- YOUR ASSIGNMENT:
Please repeat every record below exactly as written, but leave out the pictures.

##### SOURCE DATA

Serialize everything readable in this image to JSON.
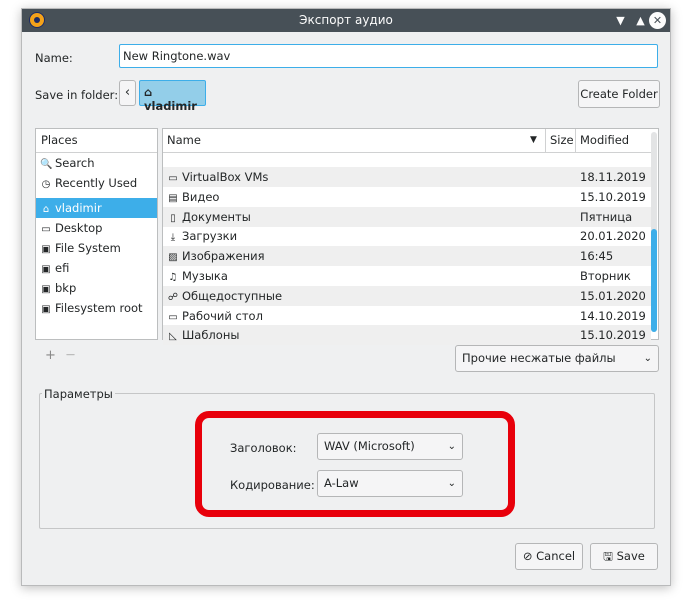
{
  "window": {
    "title": "Экспорт аудио",
    "icon": "audacity-icon",
    "controls": [
      "chevron-down-icon",
      "chevron-up-icon",
      "close-icon"
    ]
  },
  "name_row": {
    "label": "Name:",
    "value": "New Ringtone.wav"
  },
  "folder_row": {
    "label": "Save in folder:",
    "back_glyph": "‹",
    "home_glyph": "⌂",
    "crumb": "vladimir",
    "create_folder": "Create Folder"
  },
  "places": {
    "header": "Places",
    "items": [
      {
        "icon": "search-icon",
        "glyph": "🔍",
        "label": "Search"
      },
      {
        "icon": "recent-icon",
        "glyph": "◷",
        "label": "Recently Used"
      },
      {
        "icon": "home-icon",
        "glyph": "⌂",
        "label": "vladimir",
        "selected": true
      },
      {
        "icon": "desktop-icon",
        "glyph": "▭",
        "label": "Desktop"
      },
      {
        "icon": "drive-icon",
        "glyph": "▣",
        "label": "File System"
      },
      {
        "icon": "drive-icon",
        "glyph": "▣",
        "label": "efi"
      },
      {
        "icon": "drive-icon",
        "glyph": "▣",
        "label": "bkp"
      },
      {
        "icon": "drive-icon",
        "glyph": "▣",
        "label": "Filesystem root"
      }
    ],
    "add": "+",
    "remove": "—"
  },
  "files": {
    "columns": {
      "name": "Name",
      "size": "Size",
      "modified": "Modified"
    },
    "sort_glyph": "▼",
    "rows": [
      {
        "icon": "folder-icon",
        "glyph": "▭",
        "name": "VirtualBox VMs",
        "modified": "18.11.2019"
      },
      {
        "icon": "video-icon",
        "glyph": "▤",
        "name": "Видео",
        "modified": "15.10.2019"
      },
      {
        "icon": "documents-icon",
        "glyph": "▯",
        "name": "Документы",
        "modified": "Пятница"
      },
      {
        "icon": "download-icon",
        "glyph": "⤓",
        "name": "Загрузки",
        "modified": "20.01.2020"
      },
      {
        "icon": "pictures-icon",
        "glyph": "▨",
        "name": "Изображения",
        "modified": "16:45"
      },
      {
        "icon": "music-icon",
        "glyph": "♫",
        "name": "Музыка",
        "modified": "Вторник"
      },
      {
        "icon": "share-icon",
        "glyph": "☍",
        "name": "Общедоступные",
        "modified": "15.01.2020"
      },
      {
        "icon": "desktop-icon",
        "glyph": "▭",
        "name": "Рабочий стол",
        "modified": "14.10.2019"
      },
      {
        "icon": "templates-icon",
        "glyph": "◺",
        "name": "Шаблоны",
        "modified": "15.10.2019"
      }
    ]
  },
  "filter": {
    "value": "Прочие несжатые файлы"
  },
  "params": {
    "title": "Параметры",
    "header_label": "Заголовок:",
    "header_value": "WAV (Microsoft)",
    "encoding_label": "Кодирование:",
    "encoding_value": "A-Law"
  },
  "buttons": {
    "cancel": "Cancel",
    "save": "Save",
    "cancel_glyph": "⊘",
    "save_glyph": "🖫"
  },
  "colors": {
    "accent": "#3daee9",
    "titlebar": "#475057",
    "highlight": "#e8000b"
  }
}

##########

- SOLUTION BELOW:
Serialize everything readable in this image to JSON.
{
  "window": {
    "title": "Экспорт аудио",
    "icon": "audacity-icon",
    "controls": [
      "chevron-down-icon",
      "chevron-up-icon",
      "close-icon"
    ]
  },
  "name_row": {
    "label": "Name:",
    "value": "New Ringtone.wav"
  },
  "folder_row": {
    "label": "Save in folder:",
    "back_glyph": "‹",
    "home_glyph": "⌂",
    "crumb": "vladimir",
    "create_folder": "Create Folder"
  },
  "places": {
    "header": "Places",
    "items": [
      {
        "icon": "search-icon",
        "glyph": "🔍",
        "label": "Search"
      },
      {
        "icon": "recent-icon",
        "glyph": "◷",
        "label": "Recently Used"
      },
      {
        "icon": "home-icon",
        "glyph": "⌂",
        "label": "vladimir",
        "selected": true
      },
      {
        "icon": "desktop-icon",
        "glyph": "▭",
        "label": "Desktop"
      },
      {
        "icon": "drive-icon",
        "glyph": "▣",
        "label": "File System"
      },
      {
        "icon": "drive-icon",
        "glyph": "▣",
        "label": "efi"
      },
      {
        "icon": "drive-icon",
        "glyph": "▣",
        "label": "bkp"
      },
      {
        "icon": "drive-icon",
        "glyph": "▣",
        "label": "Filesystem root"
      }
    ],
    "add": "+",
    "remove": "—"
  },
  "files": {
    "columns": {
      "name": "Name",
      "size": "Size",
      "modified": "Modified"
    },
    "sort_glyph": "▼",
    "rows": [
      {
        "icon": "folder-icon",
        "glyph": "▭",
        "name": "VirtualBox VMs",
        "modified": "18.11.2019"
      },
      {
        "icon": "video-icon",
        "glyph": "▤",
        "name": "Видео",
        "modified": "15.10.2019"
      },
      {
        "icon": "documents-icon",
        "glyph": "▯",
        "name": "Документы",
        "modified": "Пятница"
      },
      {
        "icon": "download-icon",
        "glyph": "⤓",
        "name": "Загрузки",
        "modified": "20.01.2020"
      },
      {
        "icon": "pictures-icon",
        "glyph": "▨",
        "name": "Изображения",
        "modified": "16:45"
      },
      {
        "icon": "music-icon",
        "glyph": "♫",
        "name": "Музыка",
        "modified": "Вторник"
      },
      {
        "icon": "share-icon",
        "glyph": "☍",
        "name": "Общедоступные",
        "modified": "15.01.2020"
      },
      {
        "icon": "desktop-icon",
        "glyph": "▭",
        "name": "Рабочий стол",
        "modified": "14.10.2019"
      },
      {
        "icon": "templates-icon",
        "glyph": "◺",
        "name": "Шаблоны",
        "modified": "15.10.2019"
      }
    ]
  },
  "filter": {
    "value": "Прочие несжатые файлы"
  },
  "params": {
    "title": "Параметры",
    "header_label": "Заголовок:",
    "header_value": "WAV (Microsoft)",
    "encoding_label": "Кодирование:",
    "encoding_value": "A-Law"
  },
  "buttons": {
    "cancel": "Cancel",
    "save": "Save",
    "cancel_glyph": "⊘",
    "save_glyph": "🖫"
  },
  "colors": {
    "accent": "#3daee9",
    "titlebar": "#475057",
    "highlight": "#e8000b"
  }
}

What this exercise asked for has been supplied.